Protecting competitive intelligence is also key at this time. A few simple steps can help prevent or, in the worst case, limit the fallout from a departing employee’s theft. If you have valuable competitive intelligence and are planning terminations or layoffs, plan in advance as follows:
1. Obtain control over sensitive data
In the lead-up to an employee’s layoff or termination, obtain any necessary credentials to log into accounts that employee controlled. For instance, if the employee ran your cloud-based client management software, ensure you also have access to the platform, as well as any data logged by the employee. Additionally, as soon as the departure is effective, restrict the employee’s access to all data.

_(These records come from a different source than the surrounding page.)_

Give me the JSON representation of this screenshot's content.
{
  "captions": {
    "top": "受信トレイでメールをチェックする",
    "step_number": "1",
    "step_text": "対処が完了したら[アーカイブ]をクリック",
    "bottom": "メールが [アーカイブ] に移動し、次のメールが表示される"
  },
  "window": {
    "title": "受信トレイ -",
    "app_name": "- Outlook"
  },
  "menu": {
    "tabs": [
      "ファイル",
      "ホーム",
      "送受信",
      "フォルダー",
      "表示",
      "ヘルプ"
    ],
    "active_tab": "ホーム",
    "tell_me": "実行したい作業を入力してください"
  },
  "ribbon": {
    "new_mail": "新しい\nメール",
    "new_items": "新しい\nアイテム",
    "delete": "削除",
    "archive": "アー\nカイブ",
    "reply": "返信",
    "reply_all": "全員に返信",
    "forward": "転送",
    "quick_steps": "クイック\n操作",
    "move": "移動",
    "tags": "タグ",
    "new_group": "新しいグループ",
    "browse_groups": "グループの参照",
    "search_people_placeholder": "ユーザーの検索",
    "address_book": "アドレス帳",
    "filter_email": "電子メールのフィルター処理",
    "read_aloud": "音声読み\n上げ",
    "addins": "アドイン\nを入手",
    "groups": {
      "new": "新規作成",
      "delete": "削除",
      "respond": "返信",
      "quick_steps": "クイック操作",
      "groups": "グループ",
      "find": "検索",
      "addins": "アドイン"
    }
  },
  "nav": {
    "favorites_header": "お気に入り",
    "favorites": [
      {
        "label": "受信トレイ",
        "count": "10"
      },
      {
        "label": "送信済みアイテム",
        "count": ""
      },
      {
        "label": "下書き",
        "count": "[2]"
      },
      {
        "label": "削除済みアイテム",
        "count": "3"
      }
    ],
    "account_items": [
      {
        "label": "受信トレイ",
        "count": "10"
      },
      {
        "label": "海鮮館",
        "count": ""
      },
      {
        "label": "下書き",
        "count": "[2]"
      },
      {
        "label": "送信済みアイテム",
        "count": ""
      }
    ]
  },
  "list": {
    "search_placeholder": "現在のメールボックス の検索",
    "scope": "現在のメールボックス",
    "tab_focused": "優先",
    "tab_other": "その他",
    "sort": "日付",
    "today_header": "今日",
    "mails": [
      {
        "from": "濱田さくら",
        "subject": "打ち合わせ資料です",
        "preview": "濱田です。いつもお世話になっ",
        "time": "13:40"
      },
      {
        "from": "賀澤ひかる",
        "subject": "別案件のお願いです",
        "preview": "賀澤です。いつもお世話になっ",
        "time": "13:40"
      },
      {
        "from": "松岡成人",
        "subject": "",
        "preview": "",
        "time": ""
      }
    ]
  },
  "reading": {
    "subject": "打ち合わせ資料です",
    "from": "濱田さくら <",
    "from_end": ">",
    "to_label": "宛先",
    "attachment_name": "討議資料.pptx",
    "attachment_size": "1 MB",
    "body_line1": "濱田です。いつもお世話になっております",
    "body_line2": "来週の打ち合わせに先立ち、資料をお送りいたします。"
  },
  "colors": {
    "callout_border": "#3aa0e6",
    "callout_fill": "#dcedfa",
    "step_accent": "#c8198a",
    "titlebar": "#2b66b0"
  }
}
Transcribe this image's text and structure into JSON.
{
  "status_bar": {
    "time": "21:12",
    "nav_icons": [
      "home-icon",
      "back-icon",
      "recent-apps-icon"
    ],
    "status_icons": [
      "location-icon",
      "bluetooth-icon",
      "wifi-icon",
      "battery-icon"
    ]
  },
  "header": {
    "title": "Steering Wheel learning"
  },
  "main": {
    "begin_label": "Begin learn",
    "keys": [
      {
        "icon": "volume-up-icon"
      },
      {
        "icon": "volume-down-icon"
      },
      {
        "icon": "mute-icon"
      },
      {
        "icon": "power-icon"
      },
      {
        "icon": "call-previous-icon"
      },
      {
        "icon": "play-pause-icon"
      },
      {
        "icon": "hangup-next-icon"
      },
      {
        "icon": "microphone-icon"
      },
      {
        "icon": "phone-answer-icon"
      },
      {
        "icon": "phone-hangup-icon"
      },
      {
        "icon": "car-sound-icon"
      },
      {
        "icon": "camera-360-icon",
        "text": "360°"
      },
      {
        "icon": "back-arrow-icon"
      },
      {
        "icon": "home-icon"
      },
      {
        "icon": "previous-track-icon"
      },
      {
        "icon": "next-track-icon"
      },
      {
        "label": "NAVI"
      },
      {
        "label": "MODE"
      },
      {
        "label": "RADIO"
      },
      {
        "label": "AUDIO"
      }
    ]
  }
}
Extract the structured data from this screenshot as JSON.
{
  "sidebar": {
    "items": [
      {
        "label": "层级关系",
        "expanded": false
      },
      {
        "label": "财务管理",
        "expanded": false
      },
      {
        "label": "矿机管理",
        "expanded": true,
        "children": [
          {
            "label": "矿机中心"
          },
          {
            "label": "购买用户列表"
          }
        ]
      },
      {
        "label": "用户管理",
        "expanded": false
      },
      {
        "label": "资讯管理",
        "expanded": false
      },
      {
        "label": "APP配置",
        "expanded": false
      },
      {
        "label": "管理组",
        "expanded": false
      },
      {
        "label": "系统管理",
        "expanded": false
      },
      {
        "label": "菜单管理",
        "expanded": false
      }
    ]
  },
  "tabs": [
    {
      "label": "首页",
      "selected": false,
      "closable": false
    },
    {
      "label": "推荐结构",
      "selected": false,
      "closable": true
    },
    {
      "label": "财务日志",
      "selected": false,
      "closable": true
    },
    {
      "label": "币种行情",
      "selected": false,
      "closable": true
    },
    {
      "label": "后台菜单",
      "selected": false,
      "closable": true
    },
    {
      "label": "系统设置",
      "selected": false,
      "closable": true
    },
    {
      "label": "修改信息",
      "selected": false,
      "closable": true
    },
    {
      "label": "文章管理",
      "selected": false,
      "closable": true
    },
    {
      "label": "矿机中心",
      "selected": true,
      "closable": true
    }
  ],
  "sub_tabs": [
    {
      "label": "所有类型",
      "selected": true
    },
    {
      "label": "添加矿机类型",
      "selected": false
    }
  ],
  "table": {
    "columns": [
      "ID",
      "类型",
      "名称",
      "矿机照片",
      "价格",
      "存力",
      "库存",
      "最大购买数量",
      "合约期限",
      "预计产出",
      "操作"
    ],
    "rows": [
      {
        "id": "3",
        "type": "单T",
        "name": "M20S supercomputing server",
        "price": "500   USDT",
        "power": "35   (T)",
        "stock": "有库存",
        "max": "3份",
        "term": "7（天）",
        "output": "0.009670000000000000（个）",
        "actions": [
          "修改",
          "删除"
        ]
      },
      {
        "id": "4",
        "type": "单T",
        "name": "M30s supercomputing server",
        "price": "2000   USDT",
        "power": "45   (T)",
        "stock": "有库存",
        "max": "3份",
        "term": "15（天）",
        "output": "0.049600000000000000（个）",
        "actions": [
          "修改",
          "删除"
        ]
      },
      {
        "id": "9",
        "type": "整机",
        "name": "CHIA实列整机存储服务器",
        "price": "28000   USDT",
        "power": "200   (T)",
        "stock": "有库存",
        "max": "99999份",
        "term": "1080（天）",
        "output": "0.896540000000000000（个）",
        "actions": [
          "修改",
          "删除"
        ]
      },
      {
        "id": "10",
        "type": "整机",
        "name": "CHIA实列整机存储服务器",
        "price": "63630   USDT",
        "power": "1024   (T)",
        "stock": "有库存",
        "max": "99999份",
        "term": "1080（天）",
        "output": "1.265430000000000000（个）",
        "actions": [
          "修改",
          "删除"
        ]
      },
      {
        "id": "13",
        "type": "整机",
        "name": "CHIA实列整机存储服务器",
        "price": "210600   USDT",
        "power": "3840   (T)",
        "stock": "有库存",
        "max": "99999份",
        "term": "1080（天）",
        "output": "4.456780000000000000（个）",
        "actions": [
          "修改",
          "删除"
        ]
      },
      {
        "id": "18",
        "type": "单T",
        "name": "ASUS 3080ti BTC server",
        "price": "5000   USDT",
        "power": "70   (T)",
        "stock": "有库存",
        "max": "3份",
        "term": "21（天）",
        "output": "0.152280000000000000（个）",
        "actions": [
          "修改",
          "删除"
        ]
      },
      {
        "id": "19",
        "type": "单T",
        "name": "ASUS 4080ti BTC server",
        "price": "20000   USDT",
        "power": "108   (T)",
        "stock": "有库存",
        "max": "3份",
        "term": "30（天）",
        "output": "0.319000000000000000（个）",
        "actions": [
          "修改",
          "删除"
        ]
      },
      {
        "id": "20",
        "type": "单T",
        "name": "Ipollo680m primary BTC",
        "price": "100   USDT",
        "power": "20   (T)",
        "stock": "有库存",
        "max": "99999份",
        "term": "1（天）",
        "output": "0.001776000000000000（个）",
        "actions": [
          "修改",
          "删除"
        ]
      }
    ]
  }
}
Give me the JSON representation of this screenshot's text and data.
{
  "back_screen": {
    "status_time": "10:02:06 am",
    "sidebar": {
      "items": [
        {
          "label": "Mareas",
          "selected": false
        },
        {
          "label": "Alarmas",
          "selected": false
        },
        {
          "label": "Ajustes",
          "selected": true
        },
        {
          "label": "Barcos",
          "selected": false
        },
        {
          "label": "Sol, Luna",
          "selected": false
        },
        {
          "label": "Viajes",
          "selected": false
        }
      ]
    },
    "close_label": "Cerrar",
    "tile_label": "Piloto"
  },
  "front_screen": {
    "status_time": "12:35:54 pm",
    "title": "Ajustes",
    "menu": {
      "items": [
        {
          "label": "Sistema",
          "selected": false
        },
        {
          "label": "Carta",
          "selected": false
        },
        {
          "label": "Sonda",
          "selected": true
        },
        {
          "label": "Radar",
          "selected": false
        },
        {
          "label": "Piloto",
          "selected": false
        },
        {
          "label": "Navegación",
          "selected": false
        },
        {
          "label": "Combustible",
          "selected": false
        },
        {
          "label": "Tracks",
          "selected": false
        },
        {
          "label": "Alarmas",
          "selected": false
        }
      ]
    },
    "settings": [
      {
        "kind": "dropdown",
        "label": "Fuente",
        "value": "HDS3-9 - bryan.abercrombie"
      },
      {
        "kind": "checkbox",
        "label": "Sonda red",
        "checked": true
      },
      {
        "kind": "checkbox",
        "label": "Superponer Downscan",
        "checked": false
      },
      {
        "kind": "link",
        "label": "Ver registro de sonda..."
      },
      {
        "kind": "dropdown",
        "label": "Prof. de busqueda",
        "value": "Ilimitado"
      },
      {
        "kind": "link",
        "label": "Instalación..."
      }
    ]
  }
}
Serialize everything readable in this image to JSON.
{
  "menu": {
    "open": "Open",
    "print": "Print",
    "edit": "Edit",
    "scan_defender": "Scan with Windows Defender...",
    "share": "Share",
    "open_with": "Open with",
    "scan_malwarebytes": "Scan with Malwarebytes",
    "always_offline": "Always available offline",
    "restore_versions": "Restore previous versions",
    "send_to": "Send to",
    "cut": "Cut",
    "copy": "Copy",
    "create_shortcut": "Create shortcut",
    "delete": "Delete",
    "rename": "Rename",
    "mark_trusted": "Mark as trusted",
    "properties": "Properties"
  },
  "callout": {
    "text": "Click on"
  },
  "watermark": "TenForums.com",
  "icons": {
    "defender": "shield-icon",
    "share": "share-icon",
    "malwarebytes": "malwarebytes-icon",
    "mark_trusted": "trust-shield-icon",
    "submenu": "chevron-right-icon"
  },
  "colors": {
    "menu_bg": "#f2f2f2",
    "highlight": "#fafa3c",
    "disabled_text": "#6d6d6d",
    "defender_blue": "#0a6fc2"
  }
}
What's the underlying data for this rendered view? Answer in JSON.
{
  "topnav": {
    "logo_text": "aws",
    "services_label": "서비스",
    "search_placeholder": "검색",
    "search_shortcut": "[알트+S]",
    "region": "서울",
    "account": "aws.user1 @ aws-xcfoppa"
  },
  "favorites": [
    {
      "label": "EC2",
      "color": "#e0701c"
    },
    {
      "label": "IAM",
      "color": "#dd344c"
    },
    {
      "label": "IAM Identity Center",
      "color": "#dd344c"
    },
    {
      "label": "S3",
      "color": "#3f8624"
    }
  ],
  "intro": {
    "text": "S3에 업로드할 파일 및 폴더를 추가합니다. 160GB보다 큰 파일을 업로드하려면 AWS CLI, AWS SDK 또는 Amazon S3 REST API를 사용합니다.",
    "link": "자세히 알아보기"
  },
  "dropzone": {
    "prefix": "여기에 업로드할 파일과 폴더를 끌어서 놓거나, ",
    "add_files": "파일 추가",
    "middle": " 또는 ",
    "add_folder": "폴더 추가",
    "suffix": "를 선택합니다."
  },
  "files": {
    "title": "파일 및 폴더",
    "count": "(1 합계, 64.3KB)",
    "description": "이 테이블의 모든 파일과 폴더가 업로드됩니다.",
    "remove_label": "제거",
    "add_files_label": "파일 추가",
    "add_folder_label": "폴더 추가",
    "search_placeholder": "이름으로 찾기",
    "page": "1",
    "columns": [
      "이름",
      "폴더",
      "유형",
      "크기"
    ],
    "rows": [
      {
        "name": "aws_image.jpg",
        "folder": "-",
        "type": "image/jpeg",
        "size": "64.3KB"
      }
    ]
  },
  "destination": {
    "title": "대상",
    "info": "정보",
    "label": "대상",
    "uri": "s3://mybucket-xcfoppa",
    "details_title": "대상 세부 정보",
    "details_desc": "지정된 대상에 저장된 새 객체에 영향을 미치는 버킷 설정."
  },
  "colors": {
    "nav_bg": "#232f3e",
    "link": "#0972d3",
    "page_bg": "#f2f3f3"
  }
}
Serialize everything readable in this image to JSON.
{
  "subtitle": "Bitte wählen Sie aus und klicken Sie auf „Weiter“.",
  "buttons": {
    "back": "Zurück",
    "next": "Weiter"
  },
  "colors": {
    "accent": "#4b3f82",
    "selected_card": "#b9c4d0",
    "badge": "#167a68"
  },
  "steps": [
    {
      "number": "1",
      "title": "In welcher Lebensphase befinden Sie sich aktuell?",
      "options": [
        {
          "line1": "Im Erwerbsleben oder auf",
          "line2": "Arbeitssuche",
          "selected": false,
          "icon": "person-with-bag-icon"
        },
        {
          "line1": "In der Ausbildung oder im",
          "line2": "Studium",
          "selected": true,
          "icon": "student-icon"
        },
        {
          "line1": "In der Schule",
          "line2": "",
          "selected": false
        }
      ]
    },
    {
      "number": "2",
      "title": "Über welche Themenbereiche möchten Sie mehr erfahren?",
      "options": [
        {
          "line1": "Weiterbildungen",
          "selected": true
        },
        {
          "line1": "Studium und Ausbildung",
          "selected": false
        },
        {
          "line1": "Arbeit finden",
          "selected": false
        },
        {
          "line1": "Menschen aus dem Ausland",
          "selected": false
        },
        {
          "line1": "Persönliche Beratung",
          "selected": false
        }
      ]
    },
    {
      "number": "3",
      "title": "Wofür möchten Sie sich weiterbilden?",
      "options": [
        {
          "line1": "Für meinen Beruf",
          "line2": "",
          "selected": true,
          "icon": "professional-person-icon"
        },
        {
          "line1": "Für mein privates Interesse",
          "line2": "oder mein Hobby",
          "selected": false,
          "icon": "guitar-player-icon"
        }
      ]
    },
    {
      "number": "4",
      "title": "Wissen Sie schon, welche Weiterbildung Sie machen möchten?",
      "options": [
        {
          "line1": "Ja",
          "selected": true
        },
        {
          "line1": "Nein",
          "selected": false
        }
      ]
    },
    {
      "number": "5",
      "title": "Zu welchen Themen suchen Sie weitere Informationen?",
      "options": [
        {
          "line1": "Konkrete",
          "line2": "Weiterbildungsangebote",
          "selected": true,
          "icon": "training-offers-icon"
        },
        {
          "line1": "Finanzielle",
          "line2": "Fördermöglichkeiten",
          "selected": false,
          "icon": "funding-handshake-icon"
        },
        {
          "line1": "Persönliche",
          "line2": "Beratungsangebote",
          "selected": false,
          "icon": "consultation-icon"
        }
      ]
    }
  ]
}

Typically, the quickest and most effective way to do this is to have an IT administrator take control of the employee’s accounts.
2. Demand return of confidential information and trade secrets
Issue a written demand to the departing employee to return all employer-issued property, including confidential information and trade secrets, and remind the departing employee that he or she cannot retain or use any copies. If such obligations are already included in the restrictive covenant agreement, or if “confidential” and “trade secret” information is defined in the restrictive covenant agreement, specifically reference those provisions in the demand.
3. Investigate suspicious behavior
If you suspect a departing employee of wrongdoing, consider examining the departing employee’s pre-departure activities. This can be accomplished with the assistance of your IT team or, alternatively, with the assistance of an outside vendor specializing in e-forensic investigation. Look for any abnormal or suspicious behavior, such as: copying of files, use of a personal jump drive or even simply unusual access of sensitive files.
4. Implement an immediate hold on departing employee’s tech
If there is suspicion or evidence of theft, all the devices used by the employee should be kept as-is, and not repurposed or reassigned to another employee. Preservation is necessary because any deletions, wiping or further use of the devices will impede e-forensic analysis (which is often required in litigation).
5. Take action
If you discover theft, take action. At a minimum, make a written demand for return of your stolen data and consider putting the employee’s new employer on notice of the theft. Courts remain open and most do not take kindly to data theft, even in the COVID-19 environment. In fact, in the immediate aftermath of the pandemic shutdowns, Godfrey & Kahn represented an employer in successfully obtaining a temporary restraining order against a former employee who had stolen data. While you may be able to recover information through informal self-help, it is critically important that you swiftly act to shutdown known theft, including involving the courts when necessary.
For more information on this topic, or to learn how Godfrey & Kahn can help, contact our Non-Competition & Trade Secrets Practice Group.